The full data must be written out exactly, with every line included.

Dataset rows describing interfaces -
-------

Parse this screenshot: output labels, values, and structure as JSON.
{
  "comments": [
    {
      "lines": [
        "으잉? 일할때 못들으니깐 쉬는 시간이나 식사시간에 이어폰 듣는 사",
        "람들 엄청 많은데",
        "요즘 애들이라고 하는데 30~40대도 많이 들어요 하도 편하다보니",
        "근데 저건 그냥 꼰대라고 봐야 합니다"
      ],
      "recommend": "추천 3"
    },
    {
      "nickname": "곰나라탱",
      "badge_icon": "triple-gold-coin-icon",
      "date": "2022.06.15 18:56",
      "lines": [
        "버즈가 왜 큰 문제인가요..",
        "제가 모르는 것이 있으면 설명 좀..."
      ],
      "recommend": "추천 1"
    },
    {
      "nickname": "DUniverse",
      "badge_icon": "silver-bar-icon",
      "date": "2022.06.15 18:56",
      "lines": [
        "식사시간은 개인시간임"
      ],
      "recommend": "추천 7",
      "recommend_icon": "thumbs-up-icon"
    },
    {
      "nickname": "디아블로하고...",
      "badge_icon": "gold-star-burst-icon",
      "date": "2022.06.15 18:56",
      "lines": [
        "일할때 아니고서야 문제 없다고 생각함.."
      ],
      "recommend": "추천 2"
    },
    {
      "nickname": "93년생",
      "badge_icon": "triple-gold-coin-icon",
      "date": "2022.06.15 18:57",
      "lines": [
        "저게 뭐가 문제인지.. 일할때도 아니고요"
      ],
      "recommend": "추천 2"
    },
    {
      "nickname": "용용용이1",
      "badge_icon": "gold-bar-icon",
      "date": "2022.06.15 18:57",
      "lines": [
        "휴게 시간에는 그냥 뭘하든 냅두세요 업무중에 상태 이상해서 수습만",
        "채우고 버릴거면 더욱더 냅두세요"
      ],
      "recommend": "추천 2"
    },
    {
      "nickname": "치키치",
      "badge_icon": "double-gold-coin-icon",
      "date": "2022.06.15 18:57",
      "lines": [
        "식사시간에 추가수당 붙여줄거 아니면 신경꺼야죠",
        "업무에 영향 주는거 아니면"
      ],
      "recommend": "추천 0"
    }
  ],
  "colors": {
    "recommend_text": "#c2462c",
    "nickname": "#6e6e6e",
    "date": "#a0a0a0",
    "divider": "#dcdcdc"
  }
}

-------

TASK RESPONSE -
Parse this screenshot: output labels, values, and structure as JSON.
{
  "comments": [
    {
      "lines": [
        "으잉? 일할때 못들으니깐 쉬는 시간이나 식사시간에 이어폰 듣는 사",
        "람들 엄청 많은데",
        "요즘 애들이라고 하는데 30~40대도 많이 들어요 하도 편하다보니",
        "근데 저건 그냥 꼰대라고 봐야 합니다"
      ],
      "recommend": "추천 3"
    },
    {
      "nickname": "곰나라탱",
      "badge_icon": "triple-gold-coin-icon",
      "date": "2022.06.15 18:56",
      "lines": [
        "버즈가 왜 큰 문제인가요..",
        "제가 모르는 것이 있으면 설명 좀..."
      ],
      "recommend": "추천 1"
    },
    {
      "nickname": "DUniverse",
      "badge_icon": "silver-bar-icon",
      "date": "2022.06.15 18:56",
      "lines": [
        "식사시간은 개인시간임"
      ],
      "recommend": "추천 7",
      "recommend_icon": "thumbs-up-icon"
    },
    {
      "nickname": "디아블로하고...",
      "badge_icon": "gold-star-burst-icon",
      "date": "2022.06.15 18:56",
      "lines": [
        "일할때 아니고서야 문제 없다고 생각함.."
      ],
      "recommend": "추천 2"
    },
    {
      "nickname": "93년생",
      "badge_icon": "triple-gold-coin-icon",
      "date": "2022.06.15 18:57",
      "lines": [
        "저게 뭐가 문제인지.. 일할때도 아니고요"
      ],
      "recommend": "추천 2"
    },
    {
      "nickname": "용용용이1",
      "badge_icon": "gold-bar-icon",
      "date": "2022.06.15 18:57",
      "lines": [
        "휴게 시간에는 그냥 뭘하든 냅두세요 업무중에 상태 이상해서 수습만",
        "채우고 버릴거면 더욱더 냅두세요"
      ],
      "recommend": "추천 2"
    },
    {
      "nickname": "치키치",
      "badge_icon": "double-gold-coin-icon",
      "date": "2022.06.15 18:57",
      "lines": [
        "식사시간에 추가수당 붙여줄거 아니면 신경꺼야죠",
        "업무에 영향 주는거 아니면"
      ],
      "recommend": "추천 0"
    }
  ],
  "colors": {
    "recommend_text": "#c2462c",
    "nickname": "#6e6e6e",
    "date": "#a0a0a0",
    "divider": "#dcdcdc"
  }
}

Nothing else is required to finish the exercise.